(The task)
Copy out every entry precisely.

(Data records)
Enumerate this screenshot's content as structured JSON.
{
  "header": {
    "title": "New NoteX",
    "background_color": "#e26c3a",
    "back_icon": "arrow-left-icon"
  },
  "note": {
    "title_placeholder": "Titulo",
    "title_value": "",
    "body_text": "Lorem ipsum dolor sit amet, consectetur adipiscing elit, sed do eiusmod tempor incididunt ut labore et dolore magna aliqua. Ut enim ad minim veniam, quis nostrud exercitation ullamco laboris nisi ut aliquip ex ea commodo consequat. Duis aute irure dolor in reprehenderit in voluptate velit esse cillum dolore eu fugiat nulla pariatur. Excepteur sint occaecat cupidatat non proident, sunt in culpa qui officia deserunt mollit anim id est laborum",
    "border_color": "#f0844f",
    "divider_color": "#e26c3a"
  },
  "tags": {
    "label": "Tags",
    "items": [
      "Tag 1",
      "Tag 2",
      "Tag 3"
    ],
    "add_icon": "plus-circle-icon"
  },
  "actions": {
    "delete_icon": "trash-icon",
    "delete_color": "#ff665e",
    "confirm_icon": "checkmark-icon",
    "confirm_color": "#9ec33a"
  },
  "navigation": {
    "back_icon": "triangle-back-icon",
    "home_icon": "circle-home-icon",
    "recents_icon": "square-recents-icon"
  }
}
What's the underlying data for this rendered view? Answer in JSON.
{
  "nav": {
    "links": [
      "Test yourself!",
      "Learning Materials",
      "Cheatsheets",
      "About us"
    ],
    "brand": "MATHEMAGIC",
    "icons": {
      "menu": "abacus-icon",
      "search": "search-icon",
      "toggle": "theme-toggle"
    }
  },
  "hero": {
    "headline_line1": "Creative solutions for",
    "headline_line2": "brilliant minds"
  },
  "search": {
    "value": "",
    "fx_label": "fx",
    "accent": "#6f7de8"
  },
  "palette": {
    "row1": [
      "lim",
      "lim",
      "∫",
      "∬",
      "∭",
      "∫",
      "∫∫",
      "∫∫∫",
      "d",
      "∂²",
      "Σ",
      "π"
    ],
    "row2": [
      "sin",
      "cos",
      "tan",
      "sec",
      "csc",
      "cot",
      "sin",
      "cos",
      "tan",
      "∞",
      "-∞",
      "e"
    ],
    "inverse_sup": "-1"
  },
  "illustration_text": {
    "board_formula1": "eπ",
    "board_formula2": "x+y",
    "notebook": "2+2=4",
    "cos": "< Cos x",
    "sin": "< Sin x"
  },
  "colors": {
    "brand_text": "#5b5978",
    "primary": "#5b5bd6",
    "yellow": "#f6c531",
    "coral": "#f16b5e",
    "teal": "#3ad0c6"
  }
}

(Output of the exercise)
Enumerate this screenshot's content as structured JSON.
{
  "header": {
    "title": "New NoteX",
    "background_color": "#e26c3a",
    "back_icon": "arrow-left-icon"
  },
  "note": {
    "title_placeholder": "Titulo",
    "title_value": "",
    "body_text": "Lorem ipsum dolor sit amet, consectetur adipiscing elit, sed do eiusmod tempor incididunt ut labore et dolore magna aliqua. Ut enim ad minim veniam, quis nostrud exercitation ullamco laboris nisi ut aliquip ex ea commodo consequat. Duis aute irure dolor in reprehenderit in voluptate velit esse cillum dolore eu fugiat nulla pariatur. Excepteur sint occaecat cupidatat non proident, sunt in culpa qui officia deserunt mollit anim id est laborum",
    "border_color": "#f0844f",
    "divider_color": "#e26c3a"
  },
  "tags": {
    "label": "Tags",
    "items": [
      "Tag 1",
      "Tag 2",
      "Tag 3"
    ],
    "add_icon": "plus-circle-icon"
  },
  "actions": {
    "delete_icon": "trash-icon",
    "delete_color": "#ff665e",
    "confirm_icon": "checkmark-icon",
    "confirm_color": "#9ec33a"
  },
  "navigation": {
    "back_icon": "triangle-back-icon",
    "home_icon": "circle-home-icon",
    "recents_icon": "square-recents-icon"
  }
}
What's the underlying data for this rendered view? Answer in JSON.
{
  "nav": {
    "links": [
      "Test yourself!",
      "Learning Materials",
      "Cheatsheets",
      "About us"
    ],
    "brand": "MATHEMAGIC",
    "icons": {
      "menu": "abacus-icon",
      "search": "search-icon",
      "toggle": "theme-toggle"
    }
  },
  "hero": {
    "headline_line1": "Creative solutions for",
    "headline_line2": "brilliant minds"
  },
  "search": {
    "value": "",
    "fx_label": "fx",
    "accent": "#6f7de8"
  },
  "palette": {
    "row1": [
      "lim",
      "lim",
      "∫",
      "∬",
      "∭",
      "∫",
      "∫∫",
      "∫∫∫",
      "d",
      "∂²",
      "Σ",
      "π"
    ],
    "row2": [
      "sin",
      "cos",
      "tan",
      "sec",
      "csc",
      "cot",
      "sin",
      "cos",
      "tan",
      "∞",
      "-∞",
      "e"
    ],
    "inverse_sup": "-1"
  },
  "illustration_text": {
    "board_formula1": "eπ",
    "board_formula2": "x+y",
    "notebook": "2+2=4",
    "cos": "< Cos x",
    "sin": "< Sin x"
  },
  "colors": {
    "brand_text": "#5b5978",
    "primary": "#5b5bd6",
    "yellow": "#f6c531",
    "coral": "#f16b5e",
    "teal": "#3ad0c6"
  }
}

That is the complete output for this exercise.